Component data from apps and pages
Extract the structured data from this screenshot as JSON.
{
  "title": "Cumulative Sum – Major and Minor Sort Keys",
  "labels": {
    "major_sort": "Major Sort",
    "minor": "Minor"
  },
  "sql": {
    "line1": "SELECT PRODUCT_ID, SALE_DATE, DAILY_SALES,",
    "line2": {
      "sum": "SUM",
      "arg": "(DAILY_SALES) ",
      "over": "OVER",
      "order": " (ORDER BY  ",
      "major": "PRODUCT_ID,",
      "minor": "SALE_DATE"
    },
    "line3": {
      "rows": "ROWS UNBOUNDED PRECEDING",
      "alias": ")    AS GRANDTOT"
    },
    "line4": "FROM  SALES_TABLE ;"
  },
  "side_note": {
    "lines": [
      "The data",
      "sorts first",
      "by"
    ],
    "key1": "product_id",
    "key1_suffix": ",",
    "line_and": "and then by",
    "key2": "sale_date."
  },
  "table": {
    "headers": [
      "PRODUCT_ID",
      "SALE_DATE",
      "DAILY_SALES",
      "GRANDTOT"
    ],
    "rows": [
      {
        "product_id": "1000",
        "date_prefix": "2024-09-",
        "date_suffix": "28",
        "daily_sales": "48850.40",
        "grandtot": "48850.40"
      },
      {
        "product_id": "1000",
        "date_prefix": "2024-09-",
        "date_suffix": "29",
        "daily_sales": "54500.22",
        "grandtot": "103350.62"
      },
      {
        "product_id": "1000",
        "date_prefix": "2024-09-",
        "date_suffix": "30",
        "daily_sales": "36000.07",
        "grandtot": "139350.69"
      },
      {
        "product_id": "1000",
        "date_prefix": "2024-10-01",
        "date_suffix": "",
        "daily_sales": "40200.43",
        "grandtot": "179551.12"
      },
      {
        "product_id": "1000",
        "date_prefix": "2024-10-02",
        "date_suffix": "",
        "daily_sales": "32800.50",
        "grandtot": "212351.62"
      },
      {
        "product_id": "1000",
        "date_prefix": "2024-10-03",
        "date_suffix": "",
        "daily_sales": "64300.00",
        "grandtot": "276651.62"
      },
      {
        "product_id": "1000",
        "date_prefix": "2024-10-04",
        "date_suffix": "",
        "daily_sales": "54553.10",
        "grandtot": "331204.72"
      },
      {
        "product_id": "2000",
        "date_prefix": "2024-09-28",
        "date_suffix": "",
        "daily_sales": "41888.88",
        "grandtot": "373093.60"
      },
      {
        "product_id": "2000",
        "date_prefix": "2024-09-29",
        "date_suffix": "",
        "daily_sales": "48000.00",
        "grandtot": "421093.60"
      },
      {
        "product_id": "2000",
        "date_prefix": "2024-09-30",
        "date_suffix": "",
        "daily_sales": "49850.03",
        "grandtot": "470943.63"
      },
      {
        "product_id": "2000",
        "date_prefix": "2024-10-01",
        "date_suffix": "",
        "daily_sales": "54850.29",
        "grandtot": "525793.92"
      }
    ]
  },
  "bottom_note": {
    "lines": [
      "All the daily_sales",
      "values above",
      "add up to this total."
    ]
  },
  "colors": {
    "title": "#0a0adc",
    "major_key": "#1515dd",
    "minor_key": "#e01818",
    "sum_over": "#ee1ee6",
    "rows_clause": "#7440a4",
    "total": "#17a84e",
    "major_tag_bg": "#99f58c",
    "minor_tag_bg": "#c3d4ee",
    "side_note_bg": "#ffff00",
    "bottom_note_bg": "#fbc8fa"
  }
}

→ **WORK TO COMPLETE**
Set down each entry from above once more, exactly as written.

→ **RESULT OF THE TASK**
Extract the structured data from this screenshot as JSON.
{
  "title": "Cumulative Sum – Major and Minor Sort Keys",
  "labels": {
    "major_sort": "Major Sort",
    "minor": "Minor"
  },
  "sql": {
    "line1": "SELECT PRODUCT_ID, SALE_DATE, DAILY_SALES,",
    "line2": {
      "sum": "SUM",
      "arg": "(DAILY_SALES) ",
      "over": "OVER",
      "order": " (ORDER BY  ",
      "major": "PRODUCT_ID,",
      "minor": "SALE_DATE"
    },
    "line3": {
      "rows": "ROWS UNBOUNDED PRECEDING",
      "alias": ")    AS GRANDTOT"
    },
    "line4": "FROM  SALES_TABLE ;"
  },
  "side_note": {
    "lines": [
      "The data",
      "sorts first",
      "by"
    ],
    "key1": "product_id",
    "key1_suffix": ",",
    "line_and": "and then by",
    "key2": "sale_date."
  },
  "table": {
    "headers": [
      "PRODUCT_ID",
      "SALE_DATE",
      "DAILY_SALES",
      "GRANDTOT"
    ],
    "rows": [
      {
        "product_id": "1000",
        "date_prefix": "2024-09-",
        "date_suffix": "28",
        "daily_sales": "48850.40",
        "grandtot": "48850.40"
      },
      {
        "product_id": "1000",
        "date_prefix": "2024-09-",
        "date_suffix": "29",
        "daily_sales": "54500.22",
        "grandtot": "103350.62"
      },
      {
        "product_id": "1000",
        "date_prefix": "2024-09-",
        "date_suffix": "30",
        "daily_sales": "36000.07",
        "grandtot": "139350.69"
      },
      {
        "product_id": "1000",
        "date_prefix": "2024-10-01",
        "date_suffix": "",
        "daily_sales": "40200.43",
        "grandtot": "179551.12"
      },
      {
        "product_id": "1000",
        "date_prefix": "2024-10-02",
        "date_suffix": "",
        "daily_sales": "32800.50",
        "grandtot": "212351.62"
      },
      {
        "product_id": "1000",
        "date_prefix": "2024-10-03",
        "date_suffix": "",
        "daily_sales": "64300.00",
        "grandtot": "276651.62"
      },
      {
        "product_id": "1000",
        "date_prefix": "2024-10-04",
        "date_suffix": "",
        "daily_sales": "54553.10",
        "grandtot": "331204.72"
      },
      {
        "product_id": "2000",
        "date_prefix": "2024-09-28",
        "date_suffix": "",
        "daily_sales": "41888.88",
        "grandtot": "373093.60"
      },
      {
        "product_id": "2000",
        "date_prefix": "2024-09-29",
        "date_suffix": "",
        "daily_sales": "48000.00",
        "grandtot": "421093.60"
      },
      {
        "product_id": "2000",
        "date_prefix": "2024-09-30",
        "date_suffix": "",
        "daily_sales": "49850.03",
        "grandtot": "470943.63"
      },
      {
        "product_id": "2000",
        "date_prefix": "2024-10-01",
        "date_suffix": "",
        "daily_sales": "54850.29",
        "grandtot": "525793.92"
      }
    ]
  },
  "bottom_note": {
    "lines": [
      "All the daily_sales",
      "values above",
      "add up to this total."
    ]
  },
  "colors": {
    "title": "#0a0adc",
    "major_key": "#1515dd",
    "minor_key": "#e01818",
    "sum_over": "#ee1ee6",
    "rows_clause": "#7440a4",
    "total": "#17a84e",
    "major_tag_bg": "#99f58c",
    "minor_tag_bg": "#c3d4ee",
    "side_note_bg": "#ffff00",
    "bottom_note_bg": "#fbc8fa"
  }
}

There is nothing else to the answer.